Last night, in the Rangers’ 2-1 loss to the Lightning, Chris Kreider, Derek Stepan and Rick Nash took the ice together as the team’s first line for the 20th game in a row. And despite the loss, expect that trio to be the same Thursday night against the Red Wings. Vigneault has found a combination he likes with those three, and has confidently stuck to it. In doing so, he has afforded his top unit some room to take risks, which is exactly what any first line should be doing. (The last time even two forwards played together this long for the Rangers was in the 2005-06 season, when Michael Nylander loyally centered Jaromir Jagr from seemingly start to finish.)
And it’s not just the top line that has stuck together. The trio of Benoit Pouliot, Derick Brassard and Mats Zuccarello, though ineffective early on, was reunited early this month and has flourished since. They play together at even strength and on the power play, and are beginning to show signs of that Crosby-to-Kunitz-esque telepathy. In deploying these three as his third line, Vigneault has now punch from each of his first three units. (Dan Carcillo adds a little punch of his own on the 4th line.)
Vigneault hasn’t been free from criticism, though. When the Rangers struggled out of the gates and their coach kept his cool, AV earned a reputation as apathetic, strangely detached. As the losses piled up in October, there was the impassive Vigneault, saying the same things, deploying the same players. After years of watching Tortorella approach every game with life-or-death intensity, it all had the feeling of a coach who just didn’t seem to care.
But Vigneault was never apathetic. He was simply being patient.

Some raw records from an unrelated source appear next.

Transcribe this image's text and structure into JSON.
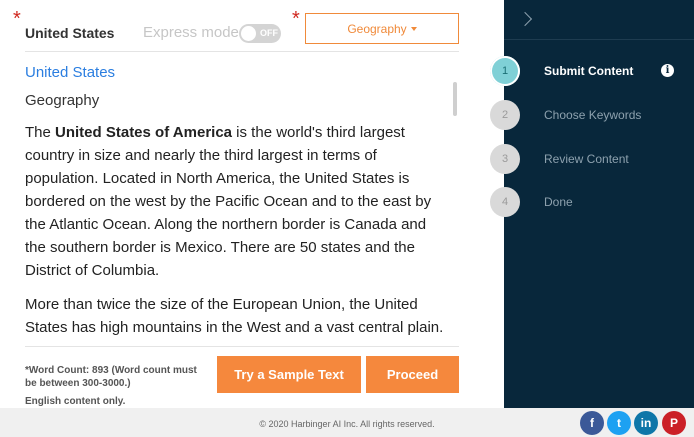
{
  "header": {
    "title_label": "United States",
    "express_mode_label": "Express mode",
    "express_toggle_state": "OFF",
    "category_button_label": "Geography",
    "required_marker": "*"
  },
  "document": {
    "title": "United States",
    "category": "Geography",
    "paragraph1": {
      "pre": "The ",
      "bold": "United States of America",
      "post": " is the world's third largest country in size and nearly the third largest in terms of population. Located in North America, the United States is bordered on the west by the Pacific Ocean and to the east by the Atlantic Ocean. Along the northern border is Canada and the southern border is Mexico. There are 50 states and the District of Columbia."
    },
    "paragraph2": "More than twice the size of the European Union, the United States has high mountains in the West and a vast central plain."
  },
  "bottom_bar": {
    "word_count_note": "*Word Count: 893 (Word count must be between 300-3000.)",
    "language_note": "English content only.",
    "sample_button_label": "Try a Sample Text",
    "proceed_button_label": "Proceed"
  },
  "sidebar": {
    "steps": [
      {
        "number": "1",
        "label": "Submit Content",
        "active": true
      },
      {
        "number": "2",
        "label": "Choose Keywords",
        "active": false
      },
      {
        "number": "3",
        "label": "Review Content",
        "active": false
      },
      {
        "number": "4",
        "label": "Done",
        "active": false
      }
    ],
    "info_glyph": "i"
  },
  "footer": {
    "copyright": "© 2020 Harbinger AI Inc. All rights reserved.",
    "social": [
      {
        "icon": "facebook-icon",
        "glyph": "f",
        "color": "#3b5998"
      },
      {
        "icon": "twitter-icon",
        "glyph": "t",
        "color": "#1da1f2"
      },
      {
        "icon": "linkedin-icon",
        "glyph": "in",
        "color": "#0e76a8"
      },
      {
        "icon": "pinterest-icon",
        "glyph": "P",
        "color": "#cb2027"
      }
    ]
  },
  "colors": {
    "accent_orange": "#f5883d",
    "sidebar_bg": "#08273b",
    "link_blue": "#2b7ee0",
    "active_step": "#7fd0d6",
    "required_red": "#d0281f"
  }
}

The Rangers were banged-up, learning a new system, and trekking across the West Coast from one stronghold to the next, taking their lumps and pressing on. With October being no time for panic, Vigneault kept a level head, maintaining faith in his players even while recognizing the need to be better. The roster might not be the same today as it was on opening night, but the current assembly Vigneault has formed is a product of patience.
Even before Thursday’s morning skate, you can bet the lines against Detroit will look just like this: Kreider – Stepan – Nash. Hagelin – Richards – Callahan. Pouliot – Brassard – Zuccarello. Boyle – Moore – Carcillo. They may have lost on Tuesday night with the same exact arrangement, but the Rangers played well and thus Vigneault, ever the antithesis of haste, will stick with it. Without having to say anything at all, his message to the team will be clear: just keep doing what you’re doing.
Apathetic? Hardly. Self-assured? Absolutely.